[Page and application data records]
• • • • •

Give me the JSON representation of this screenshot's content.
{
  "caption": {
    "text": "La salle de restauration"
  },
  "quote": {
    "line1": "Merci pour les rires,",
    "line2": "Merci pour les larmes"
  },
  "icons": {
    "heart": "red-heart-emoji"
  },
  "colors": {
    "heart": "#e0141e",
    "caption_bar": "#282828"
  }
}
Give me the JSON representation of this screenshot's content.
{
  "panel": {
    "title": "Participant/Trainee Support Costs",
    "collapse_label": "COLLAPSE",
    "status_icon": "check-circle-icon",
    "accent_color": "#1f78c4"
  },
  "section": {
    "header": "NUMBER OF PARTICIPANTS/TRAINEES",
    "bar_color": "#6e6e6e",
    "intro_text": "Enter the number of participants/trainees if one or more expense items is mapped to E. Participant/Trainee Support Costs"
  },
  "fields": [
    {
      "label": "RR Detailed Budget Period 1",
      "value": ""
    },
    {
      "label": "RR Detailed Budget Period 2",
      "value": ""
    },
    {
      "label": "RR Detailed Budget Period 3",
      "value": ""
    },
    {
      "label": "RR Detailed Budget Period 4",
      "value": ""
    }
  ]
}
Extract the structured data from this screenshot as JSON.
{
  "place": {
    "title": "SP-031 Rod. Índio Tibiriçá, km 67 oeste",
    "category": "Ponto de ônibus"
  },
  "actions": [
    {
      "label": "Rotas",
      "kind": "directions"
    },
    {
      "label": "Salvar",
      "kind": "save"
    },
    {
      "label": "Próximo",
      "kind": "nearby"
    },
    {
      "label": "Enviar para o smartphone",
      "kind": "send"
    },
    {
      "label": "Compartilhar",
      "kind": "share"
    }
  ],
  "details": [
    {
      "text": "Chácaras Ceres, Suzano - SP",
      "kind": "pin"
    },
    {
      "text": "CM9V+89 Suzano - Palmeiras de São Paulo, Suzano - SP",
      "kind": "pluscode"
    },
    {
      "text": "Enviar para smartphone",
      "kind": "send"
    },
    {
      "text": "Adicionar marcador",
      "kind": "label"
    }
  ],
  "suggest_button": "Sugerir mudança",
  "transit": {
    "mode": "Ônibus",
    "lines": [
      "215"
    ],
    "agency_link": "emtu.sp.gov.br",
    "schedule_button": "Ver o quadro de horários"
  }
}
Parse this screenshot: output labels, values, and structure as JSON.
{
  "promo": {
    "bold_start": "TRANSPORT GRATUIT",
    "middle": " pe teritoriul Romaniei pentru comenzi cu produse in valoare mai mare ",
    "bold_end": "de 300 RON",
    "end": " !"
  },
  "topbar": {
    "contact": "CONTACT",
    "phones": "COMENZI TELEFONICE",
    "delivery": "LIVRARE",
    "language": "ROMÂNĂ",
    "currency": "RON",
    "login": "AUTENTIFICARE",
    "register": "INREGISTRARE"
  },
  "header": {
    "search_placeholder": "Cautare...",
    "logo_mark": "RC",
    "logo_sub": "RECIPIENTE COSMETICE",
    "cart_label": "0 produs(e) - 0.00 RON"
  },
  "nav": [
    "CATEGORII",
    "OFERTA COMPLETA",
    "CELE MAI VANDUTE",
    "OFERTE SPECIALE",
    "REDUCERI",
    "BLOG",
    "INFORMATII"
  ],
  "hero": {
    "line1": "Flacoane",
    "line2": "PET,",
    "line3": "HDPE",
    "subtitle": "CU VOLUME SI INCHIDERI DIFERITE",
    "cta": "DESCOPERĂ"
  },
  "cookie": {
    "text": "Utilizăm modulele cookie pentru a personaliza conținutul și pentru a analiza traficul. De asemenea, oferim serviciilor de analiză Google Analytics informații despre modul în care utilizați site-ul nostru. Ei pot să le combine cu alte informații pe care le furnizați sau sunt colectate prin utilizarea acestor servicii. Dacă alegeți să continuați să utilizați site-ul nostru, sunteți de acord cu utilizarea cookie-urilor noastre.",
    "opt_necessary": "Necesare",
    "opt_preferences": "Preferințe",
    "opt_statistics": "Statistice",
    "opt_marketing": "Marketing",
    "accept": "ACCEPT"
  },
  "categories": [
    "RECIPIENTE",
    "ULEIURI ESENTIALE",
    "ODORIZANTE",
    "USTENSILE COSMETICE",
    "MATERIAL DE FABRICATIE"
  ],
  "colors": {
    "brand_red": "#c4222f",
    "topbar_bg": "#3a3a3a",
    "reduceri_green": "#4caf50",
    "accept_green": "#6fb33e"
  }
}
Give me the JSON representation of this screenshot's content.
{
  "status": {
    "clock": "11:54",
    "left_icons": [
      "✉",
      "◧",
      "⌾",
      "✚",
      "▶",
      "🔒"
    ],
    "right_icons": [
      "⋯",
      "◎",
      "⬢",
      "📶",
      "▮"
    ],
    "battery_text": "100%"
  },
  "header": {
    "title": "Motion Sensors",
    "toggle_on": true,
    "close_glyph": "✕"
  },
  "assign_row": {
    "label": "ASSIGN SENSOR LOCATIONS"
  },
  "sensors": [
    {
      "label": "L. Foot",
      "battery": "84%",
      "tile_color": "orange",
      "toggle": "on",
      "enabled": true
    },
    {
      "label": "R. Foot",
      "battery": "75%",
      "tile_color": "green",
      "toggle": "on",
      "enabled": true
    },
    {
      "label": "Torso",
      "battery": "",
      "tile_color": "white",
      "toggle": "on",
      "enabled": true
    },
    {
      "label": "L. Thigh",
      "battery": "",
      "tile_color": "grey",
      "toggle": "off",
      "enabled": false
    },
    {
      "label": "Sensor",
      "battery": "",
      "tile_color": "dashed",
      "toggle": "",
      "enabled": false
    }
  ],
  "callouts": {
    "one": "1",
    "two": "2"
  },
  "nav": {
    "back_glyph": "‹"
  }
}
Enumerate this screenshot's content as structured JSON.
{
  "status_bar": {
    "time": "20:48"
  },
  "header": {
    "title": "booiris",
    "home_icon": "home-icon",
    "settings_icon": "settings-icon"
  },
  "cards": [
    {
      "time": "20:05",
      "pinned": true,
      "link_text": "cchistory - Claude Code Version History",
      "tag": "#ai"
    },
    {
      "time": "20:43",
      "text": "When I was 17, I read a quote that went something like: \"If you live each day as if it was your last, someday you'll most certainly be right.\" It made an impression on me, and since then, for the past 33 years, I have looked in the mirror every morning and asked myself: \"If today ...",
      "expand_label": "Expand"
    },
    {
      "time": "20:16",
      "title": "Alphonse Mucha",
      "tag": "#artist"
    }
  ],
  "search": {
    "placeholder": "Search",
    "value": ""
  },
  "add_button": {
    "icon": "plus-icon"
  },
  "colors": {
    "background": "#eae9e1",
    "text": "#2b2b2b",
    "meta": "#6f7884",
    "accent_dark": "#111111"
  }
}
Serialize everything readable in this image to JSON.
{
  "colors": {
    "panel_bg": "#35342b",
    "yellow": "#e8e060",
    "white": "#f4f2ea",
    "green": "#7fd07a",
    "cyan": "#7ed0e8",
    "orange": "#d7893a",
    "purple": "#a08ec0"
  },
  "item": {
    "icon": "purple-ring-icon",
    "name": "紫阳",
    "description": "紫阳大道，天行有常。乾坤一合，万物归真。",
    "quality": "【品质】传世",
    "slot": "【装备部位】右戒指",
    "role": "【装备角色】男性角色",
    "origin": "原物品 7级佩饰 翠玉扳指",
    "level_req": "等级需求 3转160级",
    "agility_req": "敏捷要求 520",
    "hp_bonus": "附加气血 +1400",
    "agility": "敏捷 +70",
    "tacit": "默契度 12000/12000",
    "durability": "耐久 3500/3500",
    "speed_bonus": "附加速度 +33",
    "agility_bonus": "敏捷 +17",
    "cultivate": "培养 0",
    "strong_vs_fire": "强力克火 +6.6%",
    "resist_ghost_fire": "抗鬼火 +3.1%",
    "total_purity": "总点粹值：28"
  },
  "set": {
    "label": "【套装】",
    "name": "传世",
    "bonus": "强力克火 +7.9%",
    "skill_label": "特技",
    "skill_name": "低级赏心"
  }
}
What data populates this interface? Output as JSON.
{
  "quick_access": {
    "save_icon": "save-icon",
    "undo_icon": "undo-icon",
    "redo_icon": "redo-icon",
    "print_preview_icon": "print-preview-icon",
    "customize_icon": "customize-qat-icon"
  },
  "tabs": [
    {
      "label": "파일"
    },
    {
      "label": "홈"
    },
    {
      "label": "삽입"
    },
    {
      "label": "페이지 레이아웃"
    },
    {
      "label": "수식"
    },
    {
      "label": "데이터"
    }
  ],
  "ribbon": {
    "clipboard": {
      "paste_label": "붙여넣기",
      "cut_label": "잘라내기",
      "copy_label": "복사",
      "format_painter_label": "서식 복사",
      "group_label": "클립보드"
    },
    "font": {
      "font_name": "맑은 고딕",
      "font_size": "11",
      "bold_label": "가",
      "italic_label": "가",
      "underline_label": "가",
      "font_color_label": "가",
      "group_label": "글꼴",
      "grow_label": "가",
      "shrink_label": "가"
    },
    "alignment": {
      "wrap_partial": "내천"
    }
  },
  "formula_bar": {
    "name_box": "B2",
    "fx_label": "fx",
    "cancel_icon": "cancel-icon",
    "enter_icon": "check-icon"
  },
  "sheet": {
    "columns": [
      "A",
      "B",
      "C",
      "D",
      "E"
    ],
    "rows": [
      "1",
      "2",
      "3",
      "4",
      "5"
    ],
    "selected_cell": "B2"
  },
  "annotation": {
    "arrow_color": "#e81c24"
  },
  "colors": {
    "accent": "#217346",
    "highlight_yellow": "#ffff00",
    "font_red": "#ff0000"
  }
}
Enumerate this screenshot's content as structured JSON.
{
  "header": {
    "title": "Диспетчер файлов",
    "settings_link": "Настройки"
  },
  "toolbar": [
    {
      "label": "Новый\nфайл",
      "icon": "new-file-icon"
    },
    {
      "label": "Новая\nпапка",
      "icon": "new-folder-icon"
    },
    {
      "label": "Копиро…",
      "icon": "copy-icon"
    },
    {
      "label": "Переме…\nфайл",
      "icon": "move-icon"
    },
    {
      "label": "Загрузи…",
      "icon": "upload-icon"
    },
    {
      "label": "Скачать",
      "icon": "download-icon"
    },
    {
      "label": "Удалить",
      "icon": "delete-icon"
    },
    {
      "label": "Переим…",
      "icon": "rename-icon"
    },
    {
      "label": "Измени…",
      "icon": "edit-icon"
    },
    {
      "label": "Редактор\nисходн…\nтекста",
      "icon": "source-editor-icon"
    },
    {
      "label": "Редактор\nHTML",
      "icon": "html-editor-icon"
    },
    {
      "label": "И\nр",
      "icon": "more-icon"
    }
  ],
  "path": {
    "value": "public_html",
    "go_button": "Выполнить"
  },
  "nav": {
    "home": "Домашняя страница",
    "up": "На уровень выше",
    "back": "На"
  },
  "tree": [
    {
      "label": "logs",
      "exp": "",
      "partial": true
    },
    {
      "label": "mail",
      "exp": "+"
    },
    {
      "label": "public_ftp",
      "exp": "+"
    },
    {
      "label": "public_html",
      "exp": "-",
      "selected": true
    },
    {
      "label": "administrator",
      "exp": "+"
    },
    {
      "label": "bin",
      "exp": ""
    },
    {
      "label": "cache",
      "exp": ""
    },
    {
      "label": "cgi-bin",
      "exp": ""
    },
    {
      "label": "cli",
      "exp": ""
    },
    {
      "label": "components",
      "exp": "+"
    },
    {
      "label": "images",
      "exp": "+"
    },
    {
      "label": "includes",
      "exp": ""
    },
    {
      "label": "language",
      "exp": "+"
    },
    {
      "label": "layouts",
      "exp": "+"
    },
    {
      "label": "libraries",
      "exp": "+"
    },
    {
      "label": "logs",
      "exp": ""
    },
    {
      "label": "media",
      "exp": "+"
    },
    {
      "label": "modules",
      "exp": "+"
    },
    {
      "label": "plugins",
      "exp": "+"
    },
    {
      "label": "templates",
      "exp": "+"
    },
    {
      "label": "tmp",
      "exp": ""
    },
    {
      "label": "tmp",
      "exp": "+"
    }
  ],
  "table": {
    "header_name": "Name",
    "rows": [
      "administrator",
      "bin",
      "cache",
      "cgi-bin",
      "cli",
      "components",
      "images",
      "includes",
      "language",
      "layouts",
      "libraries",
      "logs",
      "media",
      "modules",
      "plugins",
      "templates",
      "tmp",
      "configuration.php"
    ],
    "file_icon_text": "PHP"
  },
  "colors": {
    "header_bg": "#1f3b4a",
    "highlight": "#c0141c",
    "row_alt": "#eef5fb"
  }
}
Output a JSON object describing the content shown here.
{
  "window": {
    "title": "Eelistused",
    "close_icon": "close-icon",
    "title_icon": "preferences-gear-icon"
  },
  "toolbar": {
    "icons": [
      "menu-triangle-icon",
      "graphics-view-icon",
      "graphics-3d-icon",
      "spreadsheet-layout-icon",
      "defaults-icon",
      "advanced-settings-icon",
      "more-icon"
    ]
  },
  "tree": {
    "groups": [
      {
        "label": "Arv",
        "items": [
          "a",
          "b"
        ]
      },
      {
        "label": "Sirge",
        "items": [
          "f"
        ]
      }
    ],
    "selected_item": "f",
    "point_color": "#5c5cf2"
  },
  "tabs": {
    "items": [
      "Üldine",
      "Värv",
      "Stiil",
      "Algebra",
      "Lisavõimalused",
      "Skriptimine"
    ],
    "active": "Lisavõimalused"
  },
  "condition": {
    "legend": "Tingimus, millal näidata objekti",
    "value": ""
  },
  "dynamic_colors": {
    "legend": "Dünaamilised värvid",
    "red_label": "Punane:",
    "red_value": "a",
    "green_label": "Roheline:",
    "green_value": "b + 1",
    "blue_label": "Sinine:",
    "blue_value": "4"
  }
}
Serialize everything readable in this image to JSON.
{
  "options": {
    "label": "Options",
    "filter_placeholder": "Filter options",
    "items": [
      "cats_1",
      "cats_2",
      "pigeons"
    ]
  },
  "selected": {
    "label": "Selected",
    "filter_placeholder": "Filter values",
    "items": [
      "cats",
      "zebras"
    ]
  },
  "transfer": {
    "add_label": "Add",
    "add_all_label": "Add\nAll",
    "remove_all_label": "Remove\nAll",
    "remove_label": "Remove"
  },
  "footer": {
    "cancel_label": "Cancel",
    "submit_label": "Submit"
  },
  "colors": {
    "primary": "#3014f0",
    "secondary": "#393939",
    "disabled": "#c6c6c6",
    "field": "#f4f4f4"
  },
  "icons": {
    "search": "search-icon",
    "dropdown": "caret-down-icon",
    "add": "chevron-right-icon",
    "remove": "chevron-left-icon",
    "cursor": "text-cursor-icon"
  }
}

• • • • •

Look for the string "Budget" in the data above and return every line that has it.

      "label": "RR Detailed Budget Period 1",
      "label": "RR Detailed Budget Period 2",
      "label": "RR Detailed Budget Period 3",
      "label": "RR Detailed Budget Period 4",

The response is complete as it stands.